For years our friends Lorette (The Knitting Doctor) and her hubby, John, have been raving about the Wintergrass Bluegrass Festival in Bellevue, Washington. This year we decided to go, and the only question now is, "Why did we wait so long??" To say we had an incredible, amazing experience is a bit of an understatement. We started off the weekend with a performance by Trout Steak Revival (where DO they come up with these names?).
I really didn't attempt to get any more photos of the performers - in a dark concert hall it was impossible. They were absolutely wonderful and things just kept getting better. We discovered a new favorite - The Steel Wheels. They were full of energy and both the vocals and instrumentals were outstanding. I downloaded a couple of their albums from iTunes and listened to them all the way home. I got a chance to talk to their fiddle player, who was there with his wife. They were delightful! He told me that they are all family men and have nine kids between them and try to set up their tours so they aren't away from home any more than necessary. Seldom Scene was another new favorite. The interesting thing about this group is that they all have day jobs because they never wanted their music to be "work". I also loved Väsen, a Swedish group. I don't even know how to describe these guys - kind of a cross between bluegrass and classical? With three of them playing a viola, a nyckelharpa and a 12-string guitar, they managed to sound like a full symphony orchestra.
The concerts weren't the only fun thing about the weekend - Bill and I had fun jamming with other amateurs. We took a class in two-chord bluegrass songs.
Out of about 100 participants, I was the only autoharp and thought I would hide out in the back. But in the middle of the class, the instructor pointed me out and said, "We have an autoharp! I love autoharps!" Although we were definitely in the minority (probably outnumbered 500-1 by banjos, guitars and mandolins), I found the reception to be overwhelmingly positive.
Everywhere you went, there were jams going on in meeting rooms and hallways. We found a couple of jams that we could fit in with and we had a blast!!
There is a certain etiquette to jamming and you just try to blend in with the group unless the "leader" gives you the nod to take the lead. I got "the nod" at least three times during this jam!! I really felt like I had arrived, although pretty much everyone else was way, way more advanced. It was just a matter of finding the right jam. Bill and I discovered that some jams were more inclusive and tried to get even newbies like us involved, while others were led by people just looking for an opportunity to show off. You can guess which ones we looked for!
Oh, and did I mention the food?
Ok - true confession! This last photo was really not about Lorette and John but an attempt to "kinnear" Tim and Dan Lewis, local TV news and sports anchors. We actually got a chance to talk to Dan Lewis later on. He is retired now, but we watched him nightly on KOMO for probably 30 years!

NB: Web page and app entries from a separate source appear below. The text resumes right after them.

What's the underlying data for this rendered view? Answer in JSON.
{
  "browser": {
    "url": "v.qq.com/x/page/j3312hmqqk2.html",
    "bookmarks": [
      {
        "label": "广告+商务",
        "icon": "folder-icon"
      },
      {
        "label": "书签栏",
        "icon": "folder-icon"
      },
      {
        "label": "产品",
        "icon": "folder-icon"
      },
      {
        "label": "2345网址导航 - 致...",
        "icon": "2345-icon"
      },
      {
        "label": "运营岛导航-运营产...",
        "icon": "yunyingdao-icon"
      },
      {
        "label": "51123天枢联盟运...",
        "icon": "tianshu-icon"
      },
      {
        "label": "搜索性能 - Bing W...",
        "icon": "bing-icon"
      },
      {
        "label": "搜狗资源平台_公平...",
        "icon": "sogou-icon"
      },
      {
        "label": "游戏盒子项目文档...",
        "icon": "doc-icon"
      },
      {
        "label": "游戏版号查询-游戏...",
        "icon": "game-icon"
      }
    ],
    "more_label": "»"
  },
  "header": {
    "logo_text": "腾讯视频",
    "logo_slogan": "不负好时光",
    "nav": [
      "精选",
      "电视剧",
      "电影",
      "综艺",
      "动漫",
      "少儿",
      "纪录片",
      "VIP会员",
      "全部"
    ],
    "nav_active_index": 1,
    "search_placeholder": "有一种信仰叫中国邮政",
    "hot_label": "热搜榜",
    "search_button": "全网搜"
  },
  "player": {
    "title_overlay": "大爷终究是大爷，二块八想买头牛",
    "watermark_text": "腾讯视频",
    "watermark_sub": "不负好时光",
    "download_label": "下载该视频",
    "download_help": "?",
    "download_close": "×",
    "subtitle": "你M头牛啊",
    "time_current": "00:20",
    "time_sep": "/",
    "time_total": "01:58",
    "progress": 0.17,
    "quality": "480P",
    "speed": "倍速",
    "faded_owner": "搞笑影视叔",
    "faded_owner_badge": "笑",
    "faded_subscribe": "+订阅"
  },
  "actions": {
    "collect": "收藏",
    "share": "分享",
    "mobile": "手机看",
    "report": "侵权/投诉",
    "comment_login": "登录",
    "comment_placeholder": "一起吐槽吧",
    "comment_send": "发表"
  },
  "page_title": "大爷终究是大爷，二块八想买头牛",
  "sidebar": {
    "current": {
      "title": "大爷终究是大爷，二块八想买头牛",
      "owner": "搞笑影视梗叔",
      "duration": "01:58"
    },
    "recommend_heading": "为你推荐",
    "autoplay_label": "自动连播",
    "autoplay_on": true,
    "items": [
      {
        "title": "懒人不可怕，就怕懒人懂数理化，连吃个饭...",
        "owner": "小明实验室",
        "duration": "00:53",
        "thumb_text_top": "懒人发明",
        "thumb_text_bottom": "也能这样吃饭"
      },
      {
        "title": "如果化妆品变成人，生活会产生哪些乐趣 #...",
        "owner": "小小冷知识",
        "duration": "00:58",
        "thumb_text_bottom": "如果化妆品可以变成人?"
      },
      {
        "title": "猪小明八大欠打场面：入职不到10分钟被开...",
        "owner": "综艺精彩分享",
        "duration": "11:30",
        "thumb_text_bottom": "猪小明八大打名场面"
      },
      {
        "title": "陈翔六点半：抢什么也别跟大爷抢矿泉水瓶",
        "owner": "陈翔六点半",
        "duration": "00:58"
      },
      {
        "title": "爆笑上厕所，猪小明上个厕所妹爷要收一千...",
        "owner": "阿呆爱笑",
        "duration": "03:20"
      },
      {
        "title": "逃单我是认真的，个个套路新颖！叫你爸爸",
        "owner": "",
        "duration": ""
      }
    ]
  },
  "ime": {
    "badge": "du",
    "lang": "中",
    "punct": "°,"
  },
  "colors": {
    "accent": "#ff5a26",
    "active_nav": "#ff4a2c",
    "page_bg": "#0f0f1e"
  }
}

Some knitting was accomplished. Lorette even managed to spin during breaks in the sets. I'm amazed at her ability to drop spindle in a crowd - I would have had that thing rolling down the aisle!
I'm afraid I didn't get much accomplished. I found a split stitch about 5 inches down in my sock. I tried laddering down that one stitch, but it looked so crappy, I ended up frogging down. So I actually accomplished negative knitting! Before I left for the weekend, however, I did get the body finished on Abby's Opposite Pole.
What an ingenious pattern! You basically knit a rectangular upper back section and the rest of the sweater is knit in a circle, attaching as you go. This picture was taken right before I joined the upper part to complete the circle. I tried it on Abby to see if it fit before I started the sleeves and it's perfect! The color in the picture is completely off - it's really a beautiful teal.
Progress has been made on the applique quilt as well as quilting on the kite quilt. Will post pictures next time.